Naturally, that series seemed like a perfect fit for Sprout's immersive computing platform so Kurtz decided to use the device to take IRL Instagram to the next level. It's not every day that you get to digitize a hand full of candy.


1 Page at a Time isn't a journal, sketchbook, diary or calendar, according to the press material. We know what it's not -- so, what is it, exactly?

It's none of those things because it's all of those things and more. It's a bunch of paper that you'll turn into whatever you want. It's encouraging and friendly, but it gets real -- so use it as a sketchbook to jumpstart creativity, or fill it with your secrets. It'll become whatever you make of it.

It sounds like you were using this project as an opportunity to expand what you did in the book, in a sense. Were you expecting to create supplementary work for the book before hearing about the project?

I'm looking forward to using the book myself throughout the year, revisiting ideas that I've since turned the page on myself, or even completely forgotten. Because every book is a chance to make something entirely different, it'll be exciting to go through. Using Sprout by HP was my first chance to really dive into the book, and the unexpected tools, like super simple 2D capturing and even 3D rendering let me go literally beyond the page.


How did you get on the IRL Instagram kick? Was there a desire to create something a little more...tangible than you get on screen?

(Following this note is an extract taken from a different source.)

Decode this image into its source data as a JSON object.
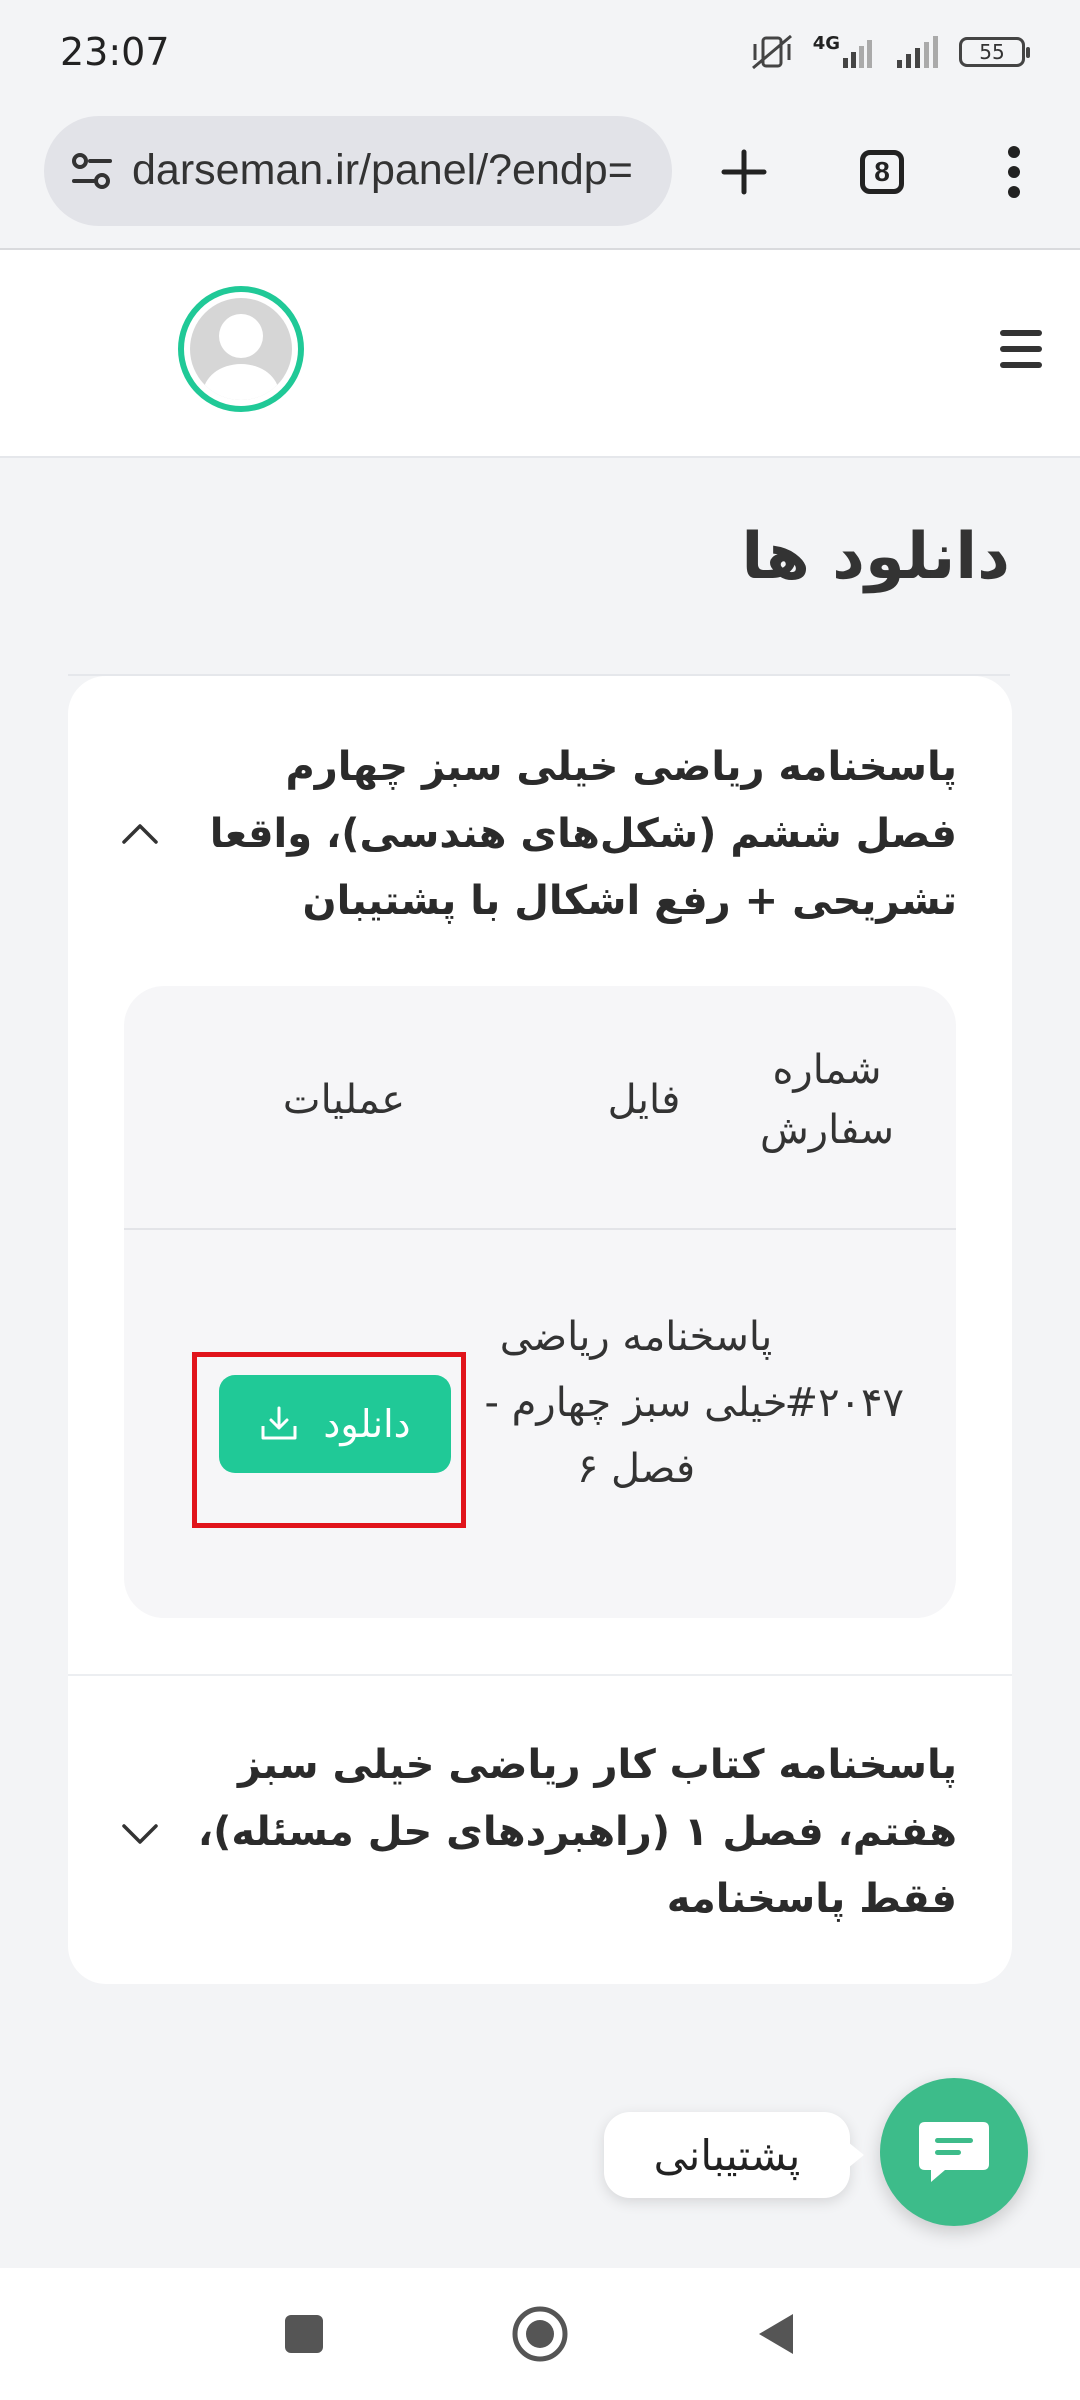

Tangiblity is what it's all about for me! From my "gift shop" products (http://shop.adamjk.com) to the book, it's all about finding ways to slow down, hold onto thoughts and ideas before they disappear "down the feed," and GET REAL. The "IRL Instagrams" are a fun, literal, obvious way to do that.


Sprout seems like a good fit, in the sense that it provides a sort of bridge between the digital and the real world. Are you actively looking for a way to connect the two worlds?

I am interested in bridging the gap, again that's what a lot of my work and projects are about. Slowing down, disconnecting, feeling and making things, and then bringing them back into a digital space to share (because that's just how we communicate these days). I'm not anti-internet or a luddite by any means, I love this stuff! But I like the play between physical and digital and I think there's a lot of cool stuff to be done with the combination of the two. Sprout seems like a cool way for people to get their hands "dirty," so to speak.


What was your experience like with the device?

It actually all went very smoothly! The device was easy enough to dive into, exploring tools and options for creating from basic digital drawing to pulling images off the internet. I'm so used to all these steps, making, photographing, scanning, cropping -- Sprout did a lot of that intuitively, which could put a lot of new resources in people's hands.

Were you able to explore any avenues -- technological or otherwise -- that hand't been open to you?

I got to make a 3D rendered banana! That was so cool. You just put the object down and Sprout captures and digitizes, then you play with the angles and position before finalizing the render. It was super sci-fi feeling. The future is cool.

Did you hit upon any concepts you'd like to explore further? Anything that might make it into a future book or planner?

I really used it as an opportunity to respond to my own prompts rather than create new ones, but I had a lot of fun with the candy and lightbulbs -- some of that might make it into my mouth in about five minutes.